When I look for an edge in trading, I want to see many examples…not just a handful. When it comes to choosing from thousands of stocks, I want to see hundreds if not thousands of samples. That way I can determine that I have not simply come up with a random sampling of trades that just happens to work well.

The stock trading systems described on this web site all have thousands of samples for back testing – many more than actually listed since every system has a limit of 10 positions at any one time. The software I use filters out trades if the maximum number of positions is reached.

Curve fitting

I've seen this mistake over and over again. A trader gets a basic back testing package and proceeds to test which moving averages work for a particular stock. Ouch! This is a quick way to lose money. If you're only using one stock to calculate the optimized values, you're going to run into the problem outlined above (not enough samples for statistical significance).

One set of rules for thousands of stocks

If instead, you were to scan thousands of stocks for a few combinations that work for all of them…well that's a much more significant statistic. When I'm testing what works for stocks, I test them ALL. I want to use the same rules for thousands of stocks…only then do I believe I have discovered an edge.

Accounting for Commission, margin interest, and slippage

There are just way too many traders out there that do not realize just how much the extra expenses in trading amount to. The great news is that commissions are falling dramatically (interactivebrokers is down to 1/2 cent a share now). However, you still have to pay interest to your broker for using margin when buying or selling short, and you must account for slippage.

Slippage is the amount of money you lose when a stock does not trade exactly at your entry price. Say I place an order to buy at the open. The open was 20.00, but my fill price was 20.07. Your slippage is 7 cents times the number of shares bought (7 cents * 1000 shares = $70). I always include slippage when testing systems. I usually estimate slippage to be between 5-10% of the day's range. If a stock moved between 20.00 and 21.00, the slippage was most likely between 5-10 cents.

Eventually, it's very possible to move the market with your orders. There are two ways I combat this: by only trading liquid stocks that trade several million dollars worth of shares on average, and by using stop limit orders.

Stop limit orders allow you to place a ceiling on how much your willing to pay for a stock. For example, stock XYZ is trading at 19.00 and I place a stop limit order to buy at 20.00/20.06. When the stock hits 20.00, my order to buy at a limit of 20.06 is placed into the market.

System Trading Terms and Formulas

CAGR – Compound annual growth rate. It's no good to simply take your percentage gains and divide by time. If you made 50,000% over a 50 year period, that's not the same as saying you made 1,000% a year. You would apply a formula based on compound interest instead:


x Sqrt(Percent gain) – 1 (where x is the number of years)

(50) Sqrt(50,000%) – 1 = 13.23% (Note that I'm using the special xsquareRoot function found on most scientific calculators. I'm not multiplying by 50 in the example above).

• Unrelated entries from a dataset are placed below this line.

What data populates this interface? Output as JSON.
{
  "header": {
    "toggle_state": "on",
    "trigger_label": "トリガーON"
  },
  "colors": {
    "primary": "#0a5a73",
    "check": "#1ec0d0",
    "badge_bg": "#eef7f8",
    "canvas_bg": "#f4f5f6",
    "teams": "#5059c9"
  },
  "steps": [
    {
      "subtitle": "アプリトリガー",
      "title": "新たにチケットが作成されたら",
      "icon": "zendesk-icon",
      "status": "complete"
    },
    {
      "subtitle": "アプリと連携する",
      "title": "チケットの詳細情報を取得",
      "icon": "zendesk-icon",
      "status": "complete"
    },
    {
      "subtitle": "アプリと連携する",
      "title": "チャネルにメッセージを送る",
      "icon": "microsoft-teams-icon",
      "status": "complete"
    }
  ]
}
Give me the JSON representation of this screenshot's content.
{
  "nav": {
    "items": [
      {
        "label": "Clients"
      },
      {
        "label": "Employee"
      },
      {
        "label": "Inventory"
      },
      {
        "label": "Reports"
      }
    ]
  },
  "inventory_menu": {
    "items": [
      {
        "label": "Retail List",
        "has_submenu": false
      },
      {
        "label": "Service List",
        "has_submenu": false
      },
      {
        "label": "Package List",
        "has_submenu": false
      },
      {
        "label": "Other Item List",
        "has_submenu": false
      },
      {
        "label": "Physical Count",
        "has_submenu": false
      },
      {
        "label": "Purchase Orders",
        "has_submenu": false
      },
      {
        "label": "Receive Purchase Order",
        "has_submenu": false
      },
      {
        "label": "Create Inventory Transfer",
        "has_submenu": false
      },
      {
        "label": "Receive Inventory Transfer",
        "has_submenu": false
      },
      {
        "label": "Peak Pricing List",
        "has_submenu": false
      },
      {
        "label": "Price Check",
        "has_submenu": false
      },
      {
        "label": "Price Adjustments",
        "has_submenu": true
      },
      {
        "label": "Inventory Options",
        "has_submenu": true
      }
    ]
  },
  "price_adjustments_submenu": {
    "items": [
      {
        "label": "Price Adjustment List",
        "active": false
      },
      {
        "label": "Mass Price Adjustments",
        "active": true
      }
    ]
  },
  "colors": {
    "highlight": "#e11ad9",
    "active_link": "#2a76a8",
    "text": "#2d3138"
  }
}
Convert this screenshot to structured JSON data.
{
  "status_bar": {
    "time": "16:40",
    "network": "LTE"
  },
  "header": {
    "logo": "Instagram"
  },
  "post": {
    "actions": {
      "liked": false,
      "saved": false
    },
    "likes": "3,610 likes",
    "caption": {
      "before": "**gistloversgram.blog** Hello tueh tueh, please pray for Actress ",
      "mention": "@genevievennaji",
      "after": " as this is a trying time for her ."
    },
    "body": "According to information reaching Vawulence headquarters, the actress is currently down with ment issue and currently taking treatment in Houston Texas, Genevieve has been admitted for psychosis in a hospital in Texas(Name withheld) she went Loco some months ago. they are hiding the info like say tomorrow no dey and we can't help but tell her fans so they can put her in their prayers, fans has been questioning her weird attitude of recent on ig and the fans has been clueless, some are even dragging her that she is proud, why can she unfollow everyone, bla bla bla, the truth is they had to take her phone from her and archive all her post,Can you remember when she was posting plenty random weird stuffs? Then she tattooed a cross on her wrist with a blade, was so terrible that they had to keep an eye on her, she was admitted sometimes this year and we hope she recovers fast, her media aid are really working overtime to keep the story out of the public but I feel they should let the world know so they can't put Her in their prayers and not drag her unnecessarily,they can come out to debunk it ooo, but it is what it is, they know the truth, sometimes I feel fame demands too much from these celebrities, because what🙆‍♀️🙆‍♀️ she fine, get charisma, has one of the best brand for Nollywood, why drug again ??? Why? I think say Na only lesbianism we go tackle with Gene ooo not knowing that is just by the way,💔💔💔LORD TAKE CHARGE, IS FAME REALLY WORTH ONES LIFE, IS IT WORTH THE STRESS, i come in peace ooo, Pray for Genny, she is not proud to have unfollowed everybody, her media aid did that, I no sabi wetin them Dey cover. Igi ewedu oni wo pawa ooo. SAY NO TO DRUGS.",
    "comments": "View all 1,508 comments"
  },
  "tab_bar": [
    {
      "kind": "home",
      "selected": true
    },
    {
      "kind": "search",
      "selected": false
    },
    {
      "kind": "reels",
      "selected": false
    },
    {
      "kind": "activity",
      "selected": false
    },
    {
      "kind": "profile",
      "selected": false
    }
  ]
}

MAR – A simple measure for gain to pain. Take the compound annual growth rate (CAGR) and divide by the worst drawdown. If I have a 50% CAGR, and my worst drawdown was 25%, my MAR ratio is 2.0.

Ulcer Index – Created by Peter Martin, this gain/pain stat ranges from 0-100. Zero would be a perfectly straight line with no drawdowns, while 100 would be straight down (thus giving you an ulcer). Both the depth and duration of a drawdown are measured.


I like this statistics model because unlike the MAR ratio, it does not over-penalize you for what by definition is a one time event (your worst drawdown). Please see this web site for more info.

Martin Ratio – By taking your CAGR and dividing by the Ulcer index, this number will give you a much better number to compare trading systems. Sharpe ratios, and MAR ratios are inferior comparison models in my opinion.